Canine inflammatory bowel disease (IBD) is the term used to describe a number of gut disorders that affect dogs. It describes a number of diseases that share similar symptoms however the primary causes can differ slightly – in most cases the exact cause(s) are unknown.
The relationship between the environment, gut bacteria, the immune system and genetics can play a part in causing IBD.
A recent study looked a little deeper into the genetic side of IBD, to see if there was a link between breed and prevalence of IBD. See ‘Breeds at Risk’ below to find out which breeds may be more susceptible to developing IBD.
Breeds at Risk
The study compared over 546 dogs diagnosed with IBD against a control group of over 27,000 (‘healthy’ dogs). Of the 546 IBD dogs, 86 different breeds were accounted for – the same breeds were used in the control group.
The results revealed five breeds of dog that were considered to have a higher risk of developing IBD.
These susceptible breeds were:
- Weinmaraner: 3.7x
- Rottweiler: 3.0x
- German Shepherd: 2.4x
- Border Collie: 2.0x
- Boxer: 1.7x
The number after the breed shows how many more times as likely it is for the breed to develop IBD compared to the average. That means Weimaraners are nearly four times as likely to develop IBD than a typical non-susceptible breed.
These results were obtained from breeds in the Southeast of the UK; the importance of the role that the environment plays in the development of IBD is not fully understood yet however.
What is Canine Inflammatory Bowel Disease?
As mentioned earlier, IBD can essentially be a number of things. What all the diseases that constitute IBD have in common though is that they lead to inflammation of the gut.
An inflamed gut can upset the balance between good and bad bacteria. Good bacteria will find it difficult to survive allowing bad bacteria to take advantage and reproduce to form large numbers.
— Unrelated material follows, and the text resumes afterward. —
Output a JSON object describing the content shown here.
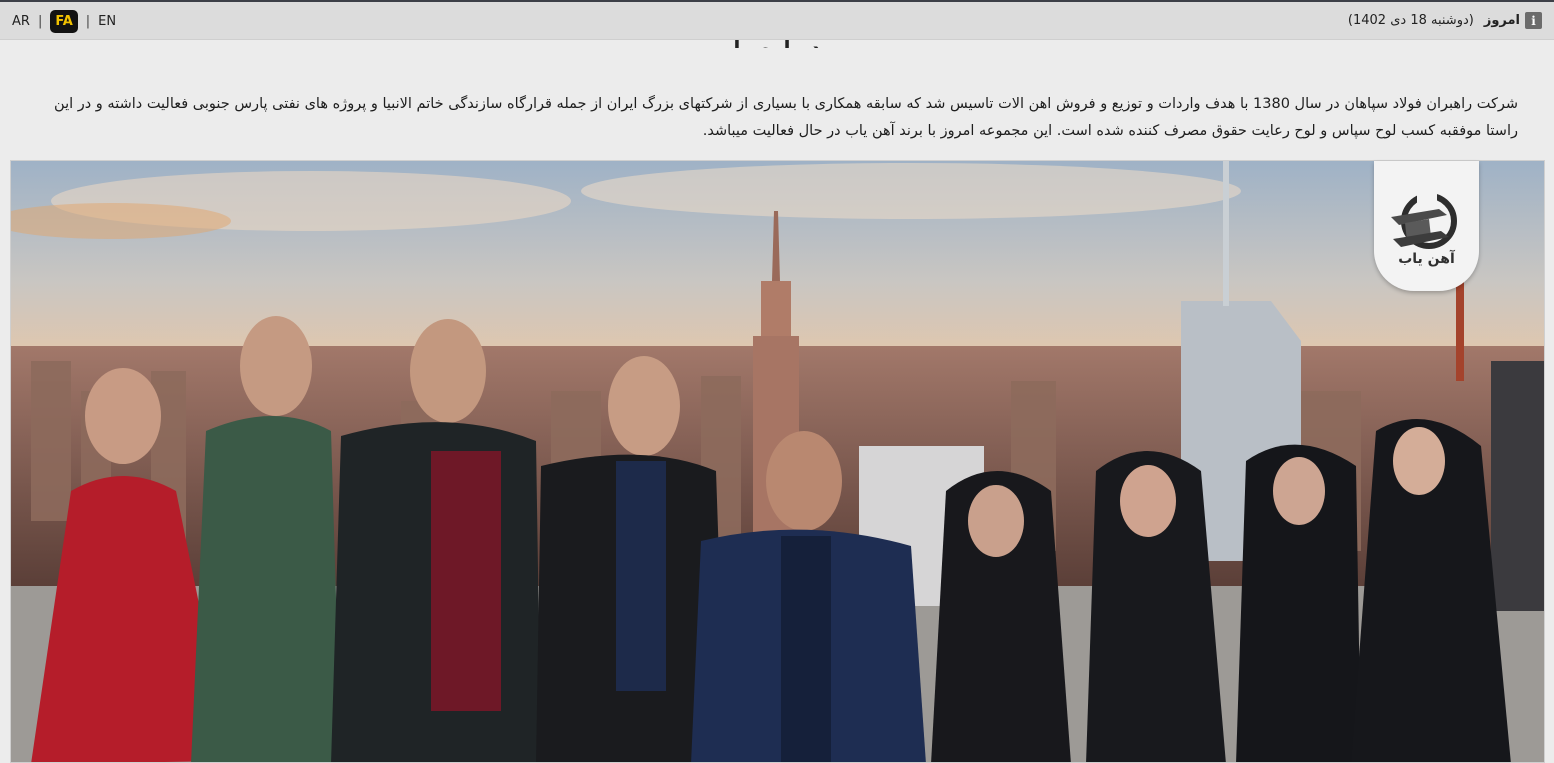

This change in the bacterial balance and the inflammation of the gut can eventually lead to serious problems. The dog will not be able to absorb nutrients and vitamins from their food as easily – water, fibre and other dietary components will also pass through the intestines faster, meaning less time to be absorbed. This can lead to weight loss, nutritional deficiencies and dehydration.
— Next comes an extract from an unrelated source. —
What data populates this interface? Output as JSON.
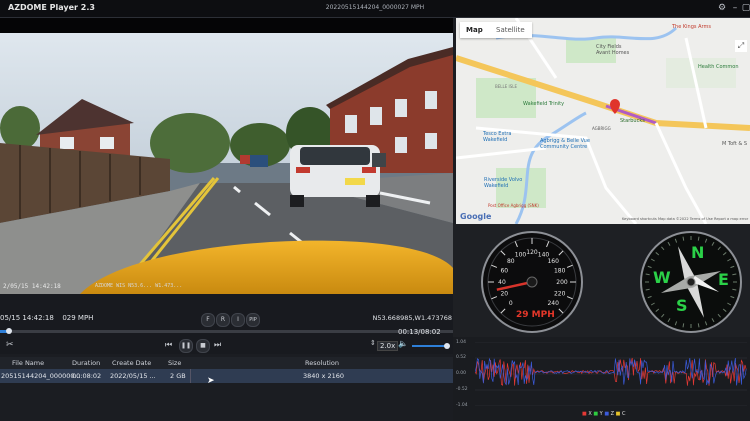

IBD can also lead to stress and decrease the efficiency of the immune system – if you dog has chronic IBD, you will start to notice signs that their health may be deteriorating including:
- Weight loss
- Lack of energy
- Reduced coat condition
How is Canine Inflammatory Bowel Disease Treated?
There are three main ways to treat IBD:
- Antibiotics to kill bad bacteria, leaving room for good bacteria to repopulate
- Solutions and pharmaceuticals to calm gut inflammation making it a more hospitable environment for good bacteria – and allowing normal digestion to resume
- Correcting the diet and nutritional intake to increase the amount of nutrients that can be absorbed from the gut
Dogs suffering from IBD are often fed diets low in fibre and high in protein. This is because fibre is difficult for dogs to digest and absorb and speeds up the travel of food through the intestine. Protein on the other hand is easy to absorb, as such a dog suffering from IBD should be given more raw meats and fish (steering clear of dog food for while unless specifically formulated and recommended by your vet).
The diet is often supplemented with vitamins and minerals as IBD can cause deficiencies in multiple minerals and vitamins. Vitamins, such as vitamin E, are also powerful antioxidants and can help deal with the increase of free radicals produced by inflamed tissue.
Other dietary supplements and additives include:
- Enzymes – Added enzymes can help break down food so that nutrient absorption is much easier for the dog
- Probiotics – Antibiotics can also kill off good bacteria, so often, probiotics (good bacteria-containing foods/solutions) are given to a dog suffering from IBD to ensure the intestine is repopulated with good bacteria
- L–Glutamine – It is suggested that L-glutamine can help repair the damage done to tissues by inflammation. It is also the precursor of glutathione – an antioxidant
- N-acetyl glucosamine (NAG) – IBD can cause an increase in the rate at which protective digestive tract mucus is produced. NAG is an important component of this mucus, so higher levels of NAG are needed. If the body doesn’t get enough NAG, the digestive tract can suffer
It is important to aid the digestive system as much as possible if your dog is diagnosed with IBD. By helping the digestive system, you give your dog a much better chance at recovery.
Adapted from: A. Kathrani, D. Werling, K. Allenspach Canine breeds at high risk of developing inflammatory bowel disease in the south-eastern UK (2011) Veterinary Record Vol. 169, pg. 635